I t took national newspapers a long time to give special correspondents to cover scientific and technological issues. The particular Observer was the first within Fleet Street to put that right when the distinguished reporter John Davy was appointed science correspondent by Jesse Astor, in the 1950s – at a time when computing, space vacation, atomic power and other innovations were beginning to make an effect on everyday life.
Davy, and his successors, strongly depicted how these technologies were transforming society, however the advances were not dramatic at that time. In 1982, when I joined up with the paper, the Observer newsroom still lacked fax machines or computers. Because the 80s, however , science and technology have had an speeding up impact on life on Earth – though it has been hard sometimes to forecast with precision what breakthroughs would show the most important.
My revelation, in 1997, that will UK scientists had cloned an adult mammal – Junk the Sheep – led to widespread predictions, which I distributed, that the technology would transform medical science, in particular by causing it possible to use cloned stem cells to treat illness. Twenty years later that promise remains disappointingly distant, even though hopes remain.
By contrast, the impact from the spread of industry, air transport and automobiles appeared fairly harmless in the early 80s. Today, we know extremely differently. Indeed, the biggest science story to have emerged previously three decades has been the growing threat posed by raising emissions of greenhouse gases from our factories and vehicles. Once again, the Observer protected that in depth, appointing the first environment correspondent in Navy Street, Geoffrey Lean.

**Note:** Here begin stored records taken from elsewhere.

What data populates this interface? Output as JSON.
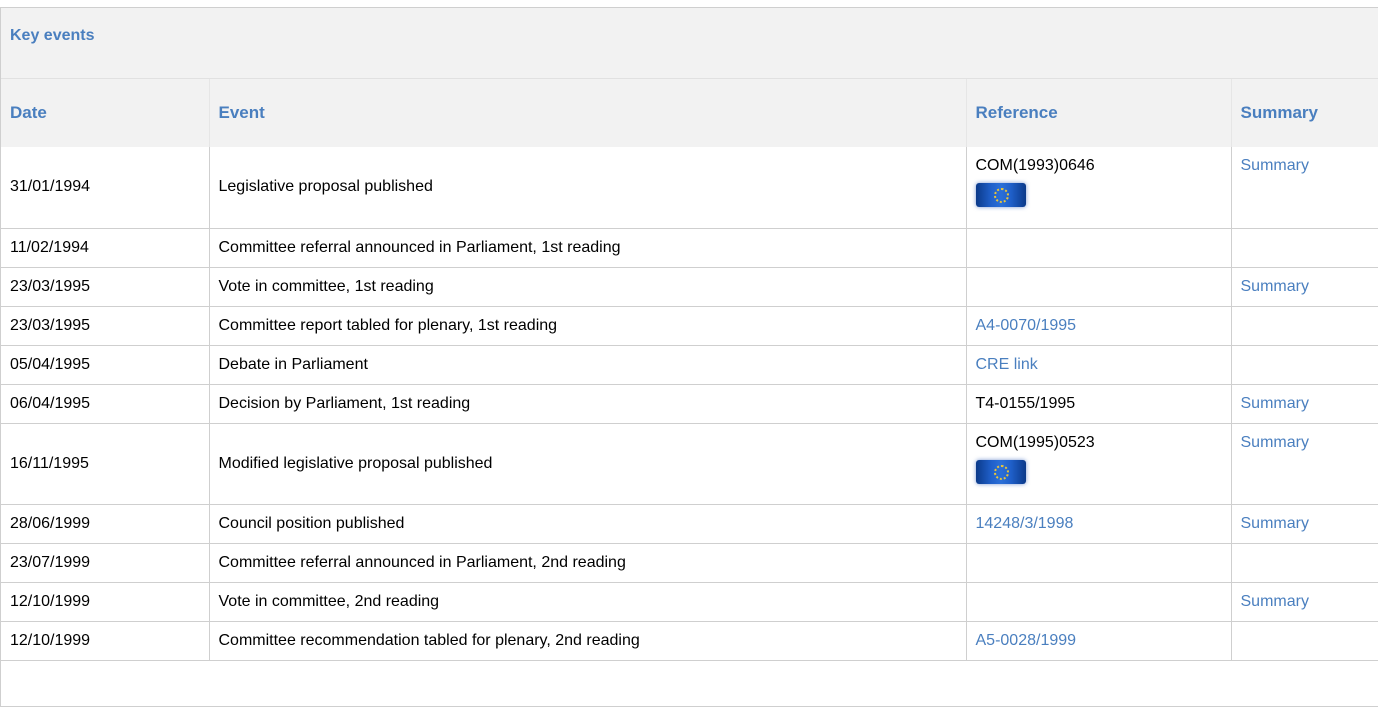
{
  "panel": {
    "title": "Key events"
  },
  "columns": {
    "date": "Date",
    "event": "Event",
    "reference": "Reference",
    "summary": "Summary"
  },
  "rows": [
    {
      "date": "31/01/1994",
      "event": "Legislative proposal published",
      "reference": "COM(1993)0646",
      "summary": "Summary"
    },
    {
      "date": "11/02/1994",
      "event": "Committee referral announced in Parliament, 1st reading",
      "reference": "",
      "summary": ""
    },
    {
      "date": "23/03/1995",
      "event": "Vote in committee, 1st reading",
      "reference": "",
      "summary": "Summary"
    },
    {
      "date": "23/03/1995",
      "event": "Committee report tabled for plenary, 1st reading",
      "reference": "A4-0070/1995",
      "summary": ""
    },
    {
      "date": "05/04/1995",
      "event": "Debate in Parliament",
      "reference": "CRE link",
      "summary": ""
    },
    {
      "date": "06/04/1995",
      "event": "Decision by Parliament, 1st reading",
      "reference": "T4-0155/1995",
      "summary": "Summary"
    },
    {
      "date": "16/11/1995",
      "event": "Modified legislative proposal published",
      "reference": "COM(1995)0523",
      "summary": "Summary"
    },
    {
      "date": "28/06/1999",
      "event": "Council position published",
      "reference": "14248/3/1998",
      "summary": "Summary"
    },
    {
      "date": "23/07/1999",
      "event": "Committee referral announced in Parliament, 2nd reading",
      "reference": "",
      "summary": ""
    },
    {
      "date": "12/10/1999",
      "event": "Vote in committee, 2nd reading",
      "reference": "",
      "summary": "Summary"
    },
    {
      "date": "12/10/1999",
      "event": "Committee recommendation tabled for plenary, 2nd reading",
      "reference": "A5-0028/1999",
      "summary": ""
    }
  ]
}
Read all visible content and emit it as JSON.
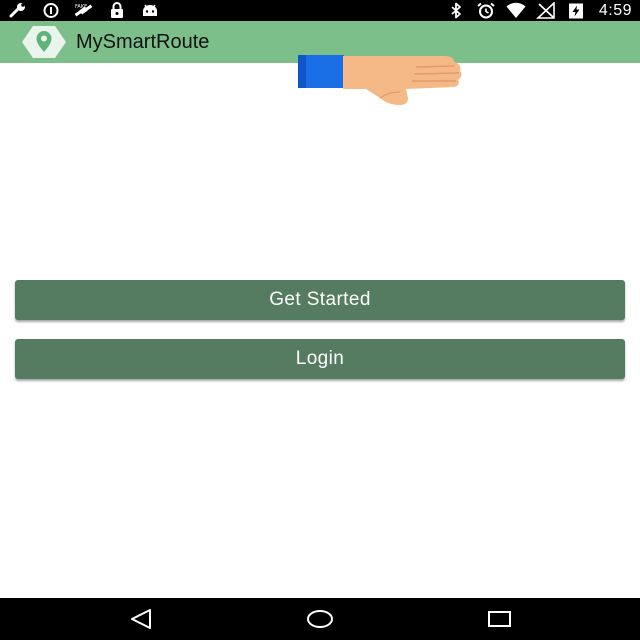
{
  "status_bar": {
    "time": "4:59",
    "left_icons": [
      "wrench-icon",
      "circle-info-icon",
      "satellite-fake-gps-icon",
      "lock-icon",
      "android-robot-icon"
    ],
    "right_icons": [
      "bluetooth-icon",
      "alarm-icon",
      "wifi-icon",
      "signal-off-icon",
      "battery-charging-icon"
    ]
  },
  "app_bar": {
    "title": "MySmartRoute",
    "logo_icon": "map-pin-hexagon-icon",
    "color": "#7dbf8b"
  },
  "overlay": {
    "icon": "thumbs-down-hand-icon"
  },
  "buttons": {
    "get_started_label": "Get Started",
    "login_label": "Login",
    "color": "#557c60"
  },
  "nav_bar": {
    "back_icon": "back-triangle-icon",
    "home_icon": "home-circle-icon",
    "recents_icon": "recents-square-icon"
  }
}
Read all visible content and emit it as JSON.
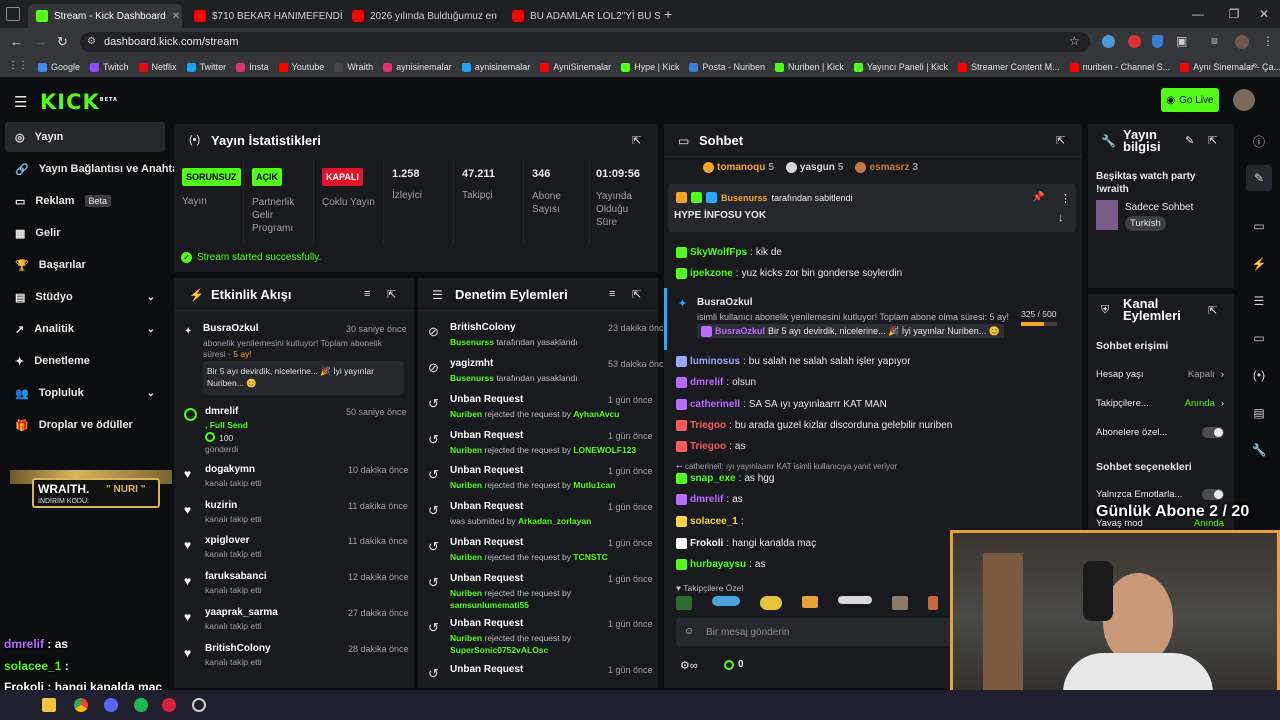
{
  "browser": {
    "tabs": [
      {
        "label": "Stream - Kick Dashboard",
        "icon": "kick-icon"
      },
      {
        "label": "$710 BEKAR HANIMEFENDİNİN",
        "icon": "youtube-icon"
      },
      {
        "label": "2026 yılında Bulduğumuz en iy",
        "icon": "youtube-icon"
      },
      {
        "label": "BU ADAMLAR LOL2\"Yİ BU SEFER",
        "icon": "youtube-icon"
      }
    ],
    "url": "dashboard.kick.com/stream",
    "bookmarks": [
      "Google",
      "Twitch",
      "Netflix",
      "Twitter",
      "Insta",
      "Youtube",
      "Wraith",
      "aynisinemalar",
      "aynisinemalar",
      "AyniSinemalar",
      "Hype | Kick",
      "Posta - Nuriben",
      "Nuriben | Kick",
      "Yayıncı Paneli | Kick",
      "Streamer Content M...",
      "nuriben - Channel S...",
      "Aynı Sinemalar - Ça..."
    ]
  },
  "header": {
    "logo": "KICK",
    "logo_sup": "BETA",
    "go_live": "Go Live"
  },
  "sidebar": {
    "items": [
      "Yayın",
      "Yayın Bağlantısı ve Anahtarı",
      "Reklam",
      "Gelir",
      "Başarılar",
      "Stüdyo",
      "Analitik",
      "Denetleme",
      "Topluluk",
      "Droplar ve ödüller"
    ],
    "beta": "Beta"
  },
  "promo": {
    "brand": "WRAITH.",
    "name": "\" NURI \"",
    "code_label": "İNDİRİM KODU:"
  },
  "stats": {
    "title": "Yayın İstatistikleri",
    "cards": [
      {
        "badge": "SORUNSUZ",
        "label": "Yayın",
        "color": "#53fc18"
      },
      {
        "badge": "AÇIK",
        "label": "Partnerlik Gelir Programı",
        "color": "#53fc18"
      },
      {
        "badge": "KAPALI",
        "label": "Çoklu Yayın",
        "color": "#e0142a"
      },
      {
        "value": "1.258",
        "label": "İzleyici"
      },
      {
        "value": "47.211",
        "label": "Takipçi"
      },
      {
        "value": "346",
        "label": "Abone Sayısı"
      },
      {
        "value": "01:09:56",
        "label": "Yayında Olduğu Süre"
      }
    ],
    "status": "Stream started successfully."
  },
  "activity": {
    "title": "Etkinlik Akışı",
    "sub_event": {
      "name": "BusraOzkul",
      "time": "30 saniye önce",
      "text": "abonelik yenilemesini kutluyor! Toplam abonelik süresi - ",
      "months": "5 ay!",
      "message": "Bir 5 ayı devirdik, nicelerine... 🎉 İyi yayınlar Nuriben... 😊"
    },
    "send_event": {
      "name": "dmrelif",
      "time": "50 saniye önce",
      "action": ", Full Send",
      "amount": "100",
      "sent": "gönderdi"
    },
    "follows": [
      {
        "name": "dogakymn",
        "time": "10 dakika önce",
        "text": "kanalı takip etti"
      },
      {
        "name": "kuzirin",
        "time": "11 dakika önce",
        "text": "kanalı takip etti"
      },
      {
        "name": "xpiglover",
        "time": "11 dakika önce",
        "text": "kanalı takip etti"
      },
      {
        "name": "faruksabanci",
        "time": "12 dakika önce",
        "text": "kanalı takip etti"
      },
      {
        "name": "yaaprak_sarma",
        "time": "27 dakika önce",
        "text": "kanalı takip etti"
      },
      {
        "name": "BritishColony",
        "time": "28 dakika önce",
        "text": "kanalı takip etti"
      }
    ]
  },
  "moderation": {
    "title": "Denetim Eylemleri",
    "items": [
      {
        "title": "BritishColony",
        "time": "23 dakika önce",
        "actor": "Busenurss",
        "text": "tarafından yasaklandı",
        "target": "",
        "icon": "ban-icon"
      },
      {
        "title": "yagizmht",
        "time": "53 dakika önce",
        "actor": "Busenurss",
        "text": "tarafından yasaklandı",
        "target": "",
        "icon": "ban-icon"
      },
      {
        "title": "Unban Request",
        "time": "1 gün önce",
        "actor": "Nuriben",
        "text": "rejected the request by",
        "target": "AyhanAvcu",
        "icon": "history-icon"
      },
      {
        "title": "Unban Request",
        "time": "1 gün önce",
        "actor": "Nuriben",
        "text": "rejected the request by",
        "target": "LONEWOLF123",
        "icon": "history-icon"
      },
      {
        "title": "Unban Request",
        "time": "1 gün önce",
        "actor": "Nuriben",
        "text": "rejected the request by",
        "target": "Mutlu1can",
        "icon": "history-icon"
      },
      {
        "title": "Unban Request",
        "time": "1 gün önce",
        "actor": "",
        "text": "was submitted by",
        "target": "Arkadan_zorlayan",
        "icon": "history-icon"
      },
      {
        "title": "Unban Request",
        "time": "1 gün önce",
        "actor": "Nuriben",
        "text": "rejected the request by",
        "target": "TCNSTC",
        "icon": "history-icon"
      },
      {
        "title": "Unban Request",
        "time": "1 gün önce",
        "actor": "Nuriben",
        "text": "rejected the request by",
        "target": "samsunlumemati55",
        "icon": "history-icon"
      },
      {
        "title": "Unban Request",
        "time": "1 gün önce",
        "actor": "Nuriben",
        "text": "rejected the request by",
        "target": "SuperSonic0752vALOsc",
        "icon": "history-icon"
      },
      {
        "title": "Unban Request",
        "time": "1 gün önce",
        "actor": "",
        "text": "",
        "target": "",
        "icon": "history-icon"
      }
    ]
  },
  "chat": {
    "title": "Sohbet",
    "top_gifters": [
      {
        "name": "tomanoqu",
        "n": "5"
      },
      {
        "name": "yasgun",
        "n": "5"
      },
      {
        "name": "esmasrz",
        "n": "3"
      }
    ],
    "pinned": {
      "by": "Busenurss",
      "by_text": "tarafından sabitlendi",
      "message": "HYPE İNFOSU YOK"
    },
    "lines1": [
      {
        "user": "SkyWolfFps",
        "color": "#53fc18",
        "text": "kik de"
      },
      {
        "user": "ipekzone",
        "color": "#53fc18",
        "text": "yuz kicks zor bin gonderse soylerdin"
      }
    ],
    "sub": {
      "user": "BusraOzkul",
      "text": "isimli kullanıcı abonelik yenilemesini kutluyor! Toplam abone olma süresi: 5 ay!",
      "progress": "325 / 500",
      "progress_frac": 0.65,
      "reply_user": "BusraOzkul",
      "reply_text": "Bir 5 ayı devirdik, nicelerine... 🎉 İyi yayınlar Nuriben... 😊"
    },
    "lines2": [
      {
        "user": "luminosus",
        "color": "#9ba6ff",
        "text": "bu salah ne salah salah işler yapıyor"
      },
      {
        "user": "dmrelif",
        "color": "#b86bff",
        "text": "olsun"
      },
      {
        "user": "catherinell",
        "color": "#b86bff",
        "text": "SA SA ıyı yayınlaarrr KAT MAN"
      },
      {
        "user": "Triegoo",
        "color": "#ff5a5a",
        "text": "bu arada guzel kizlar discorduna gelebilir nuriben"
      },
      {
        "user": "Triegoo",
        "color": "#ff5a5a",
        "text": "as"
      }
    ],
    "reply_hint": {
      "user": "catherinell",
      "text": "ıyı yayınlaarrr KAT  isimli kullanıcıya yanıt veriyor"
    },
    "lines3": [
      {
        "user": "snap_exe",
        "color": "#53fc18",
        "text": "as hgg"
      },
      {
        "user": "dmrelif",
        "color": "#b86bff",
        "text": "as"
      },
      {
        "user": "solacee_1",
        "color": "#f5d547",
        "text": ""
      },
      {
        "user": "Frokoli",
        "color": "#ffffff",
        "text": "hangi kanalda maç"
      },
      {
        "user": "hurbayaysu",
        "color": "#53fc18",
        "text": "as"
      }
    ],
    "emote_label": "Takipçilere Özel",
    "placeholder": "Bir mesaj gönderin",
    "points": "0"
  },
  "stream_info": {
    "title": "Yayın bilgisi",
    "stream_title": "Beşiktaş watch party !wraith",
    "category": "Sadece Sohbet",
    "tag": "Turkish"
  },
  "channel_actions": {
    "title": "Kanal Eylemleri",
    "access": "Sohbet erişimi",
    "rows": [
      {
        "label": "Hesap yaşı",
        "value": "Kapalı"
      },
      {
        "label": "Takipçilere...",
        "value": "Anında"
      },
      {
        "label": "Abonelere özel...",
        "value": ""
      }
    ],
    "options": "Sohbet seçenekleri",
    "emote_only": "Yalnızca Emotlarla...",
    "slow": "Yavaş mod",
    "slow_value": "Anında"
  },
  "overlay": {
    "sub_goal": "Günlük Abone 2 / 20",
    "chat": [
      {
        "user": "dmrelif",
        "text": "as",
        "color": "#b86bff"
      },
      {
        "user": "solacee_1",
        "text": "",
        "color": "#53fc18"
      },
      {
        "user": "Frokoli",
        "text": "hangi kanalda maç",
        "color": "#ffffff"
      },
      {
        "user": "hurbayaysu",
        "text": "as",
        "color": "#53fc18"
      }
    ]
  }
}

Our planet faces damage from soaring temperatures, melting ice sheets, rising ocean levels and increased ocean acidification. How this bias of our climate system develops will determine the future of varieties. Science has never been more pertinent.